§ What needs to be done
Records follow. Pull out every line that contains "luận".

----- Material supplied

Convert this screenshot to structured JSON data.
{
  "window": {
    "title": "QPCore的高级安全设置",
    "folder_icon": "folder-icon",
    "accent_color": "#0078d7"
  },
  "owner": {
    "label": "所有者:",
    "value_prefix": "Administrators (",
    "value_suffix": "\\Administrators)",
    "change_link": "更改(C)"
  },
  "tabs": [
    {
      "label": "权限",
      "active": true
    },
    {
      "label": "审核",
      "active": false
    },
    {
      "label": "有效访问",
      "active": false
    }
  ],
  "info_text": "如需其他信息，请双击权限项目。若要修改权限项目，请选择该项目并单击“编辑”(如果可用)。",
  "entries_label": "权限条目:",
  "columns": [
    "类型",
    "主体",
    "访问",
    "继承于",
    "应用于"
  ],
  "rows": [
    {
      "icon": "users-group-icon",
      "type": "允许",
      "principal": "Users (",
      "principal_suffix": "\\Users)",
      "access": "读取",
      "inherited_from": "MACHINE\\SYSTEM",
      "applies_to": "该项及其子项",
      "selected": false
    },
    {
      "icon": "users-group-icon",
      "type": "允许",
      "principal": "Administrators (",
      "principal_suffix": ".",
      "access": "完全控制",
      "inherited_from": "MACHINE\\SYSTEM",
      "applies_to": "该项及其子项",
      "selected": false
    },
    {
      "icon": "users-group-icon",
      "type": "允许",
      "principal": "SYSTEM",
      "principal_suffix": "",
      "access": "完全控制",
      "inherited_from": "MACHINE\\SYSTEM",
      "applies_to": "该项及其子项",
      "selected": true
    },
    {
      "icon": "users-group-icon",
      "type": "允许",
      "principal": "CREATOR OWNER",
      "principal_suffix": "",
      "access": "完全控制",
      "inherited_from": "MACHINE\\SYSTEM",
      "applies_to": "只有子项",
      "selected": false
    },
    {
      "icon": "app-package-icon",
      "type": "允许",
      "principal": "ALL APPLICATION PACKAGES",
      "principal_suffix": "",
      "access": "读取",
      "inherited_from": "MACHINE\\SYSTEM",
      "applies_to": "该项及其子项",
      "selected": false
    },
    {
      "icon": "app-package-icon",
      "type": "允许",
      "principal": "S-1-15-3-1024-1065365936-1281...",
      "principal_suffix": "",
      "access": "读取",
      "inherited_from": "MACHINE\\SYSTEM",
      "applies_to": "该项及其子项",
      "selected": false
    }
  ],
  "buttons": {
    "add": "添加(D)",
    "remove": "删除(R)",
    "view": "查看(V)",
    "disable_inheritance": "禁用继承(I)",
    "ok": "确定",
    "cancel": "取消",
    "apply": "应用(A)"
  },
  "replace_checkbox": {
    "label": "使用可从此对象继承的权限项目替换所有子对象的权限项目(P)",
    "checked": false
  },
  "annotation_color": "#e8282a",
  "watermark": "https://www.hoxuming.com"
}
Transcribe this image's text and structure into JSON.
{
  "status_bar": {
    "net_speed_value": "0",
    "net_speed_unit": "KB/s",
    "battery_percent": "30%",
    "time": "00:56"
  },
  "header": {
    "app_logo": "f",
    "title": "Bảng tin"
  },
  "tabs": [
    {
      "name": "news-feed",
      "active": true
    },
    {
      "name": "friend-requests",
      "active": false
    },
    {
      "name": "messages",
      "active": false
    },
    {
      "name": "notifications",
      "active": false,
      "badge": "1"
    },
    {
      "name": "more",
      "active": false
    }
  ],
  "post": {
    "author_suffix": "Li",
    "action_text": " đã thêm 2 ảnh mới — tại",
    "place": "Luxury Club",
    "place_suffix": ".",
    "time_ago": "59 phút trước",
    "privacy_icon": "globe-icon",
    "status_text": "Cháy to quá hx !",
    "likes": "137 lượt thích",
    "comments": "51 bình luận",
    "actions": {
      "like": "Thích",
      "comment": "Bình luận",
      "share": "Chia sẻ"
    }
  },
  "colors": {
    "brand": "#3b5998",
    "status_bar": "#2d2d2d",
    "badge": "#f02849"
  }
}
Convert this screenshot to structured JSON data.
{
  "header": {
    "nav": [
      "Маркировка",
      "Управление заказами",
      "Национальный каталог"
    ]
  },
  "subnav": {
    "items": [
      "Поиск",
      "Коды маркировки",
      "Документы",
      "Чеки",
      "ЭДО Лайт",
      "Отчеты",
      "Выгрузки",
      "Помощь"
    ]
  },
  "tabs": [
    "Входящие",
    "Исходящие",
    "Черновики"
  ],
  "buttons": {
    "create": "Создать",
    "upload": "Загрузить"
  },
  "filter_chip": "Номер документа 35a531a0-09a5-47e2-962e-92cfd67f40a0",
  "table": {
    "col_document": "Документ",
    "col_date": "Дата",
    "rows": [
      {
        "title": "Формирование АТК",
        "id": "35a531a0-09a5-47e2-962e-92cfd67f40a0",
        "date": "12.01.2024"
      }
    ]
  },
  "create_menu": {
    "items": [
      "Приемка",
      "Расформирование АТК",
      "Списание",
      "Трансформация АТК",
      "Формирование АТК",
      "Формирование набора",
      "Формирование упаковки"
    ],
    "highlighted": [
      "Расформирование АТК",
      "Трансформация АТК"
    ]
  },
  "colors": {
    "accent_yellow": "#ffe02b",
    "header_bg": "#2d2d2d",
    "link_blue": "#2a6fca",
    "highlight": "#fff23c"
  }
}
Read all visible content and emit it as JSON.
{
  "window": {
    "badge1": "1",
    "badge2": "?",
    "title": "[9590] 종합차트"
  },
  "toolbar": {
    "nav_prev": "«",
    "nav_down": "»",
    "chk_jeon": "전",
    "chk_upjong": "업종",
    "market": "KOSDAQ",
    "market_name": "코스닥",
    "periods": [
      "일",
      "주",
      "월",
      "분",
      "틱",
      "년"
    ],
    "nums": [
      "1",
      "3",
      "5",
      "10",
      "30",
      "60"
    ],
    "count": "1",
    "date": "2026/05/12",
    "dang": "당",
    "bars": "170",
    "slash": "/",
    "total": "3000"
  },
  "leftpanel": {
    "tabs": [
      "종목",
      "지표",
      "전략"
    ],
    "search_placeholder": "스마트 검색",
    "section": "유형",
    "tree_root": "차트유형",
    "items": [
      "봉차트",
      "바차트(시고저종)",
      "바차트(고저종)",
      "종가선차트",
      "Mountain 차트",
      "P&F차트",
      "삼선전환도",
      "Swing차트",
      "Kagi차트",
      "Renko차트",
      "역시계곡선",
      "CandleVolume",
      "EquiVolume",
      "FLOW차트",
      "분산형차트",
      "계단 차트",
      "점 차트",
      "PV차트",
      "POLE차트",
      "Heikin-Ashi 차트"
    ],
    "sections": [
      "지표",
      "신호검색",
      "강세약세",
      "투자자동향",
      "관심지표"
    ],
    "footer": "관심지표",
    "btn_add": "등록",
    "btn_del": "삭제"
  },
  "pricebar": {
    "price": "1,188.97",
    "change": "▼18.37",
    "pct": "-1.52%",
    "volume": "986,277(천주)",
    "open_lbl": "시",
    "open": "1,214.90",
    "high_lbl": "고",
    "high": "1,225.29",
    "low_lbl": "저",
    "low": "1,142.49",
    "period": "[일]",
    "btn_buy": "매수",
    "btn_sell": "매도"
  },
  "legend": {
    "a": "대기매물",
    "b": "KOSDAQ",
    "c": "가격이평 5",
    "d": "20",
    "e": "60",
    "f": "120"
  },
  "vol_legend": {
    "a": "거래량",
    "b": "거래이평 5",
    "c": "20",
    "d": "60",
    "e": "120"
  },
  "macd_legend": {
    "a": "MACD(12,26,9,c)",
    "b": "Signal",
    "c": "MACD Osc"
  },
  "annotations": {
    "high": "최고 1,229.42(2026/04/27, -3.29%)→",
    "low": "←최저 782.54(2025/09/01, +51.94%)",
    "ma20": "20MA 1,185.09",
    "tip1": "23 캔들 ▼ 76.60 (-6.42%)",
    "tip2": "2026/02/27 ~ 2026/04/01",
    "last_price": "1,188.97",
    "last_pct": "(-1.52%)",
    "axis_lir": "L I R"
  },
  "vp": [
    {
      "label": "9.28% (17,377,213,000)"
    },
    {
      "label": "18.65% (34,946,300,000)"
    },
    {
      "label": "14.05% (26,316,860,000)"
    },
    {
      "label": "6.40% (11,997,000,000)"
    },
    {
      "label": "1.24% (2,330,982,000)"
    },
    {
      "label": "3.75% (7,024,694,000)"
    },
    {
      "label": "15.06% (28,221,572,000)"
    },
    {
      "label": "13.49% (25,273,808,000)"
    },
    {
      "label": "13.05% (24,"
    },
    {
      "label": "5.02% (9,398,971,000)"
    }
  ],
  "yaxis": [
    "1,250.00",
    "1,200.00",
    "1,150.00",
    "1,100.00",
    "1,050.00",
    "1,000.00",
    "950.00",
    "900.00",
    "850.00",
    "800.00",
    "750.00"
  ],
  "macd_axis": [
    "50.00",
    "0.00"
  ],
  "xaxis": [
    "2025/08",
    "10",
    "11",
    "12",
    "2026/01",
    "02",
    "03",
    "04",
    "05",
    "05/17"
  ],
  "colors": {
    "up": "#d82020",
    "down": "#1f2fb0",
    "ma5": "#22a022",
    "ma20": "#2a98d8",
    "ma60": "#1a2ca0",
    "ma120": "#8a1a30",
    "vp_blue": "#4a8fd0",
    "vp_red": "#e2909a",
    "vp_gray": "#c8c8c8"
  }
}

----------

§ Written response
    "comments": "51 bình luận",
      "comment": "Bình luận",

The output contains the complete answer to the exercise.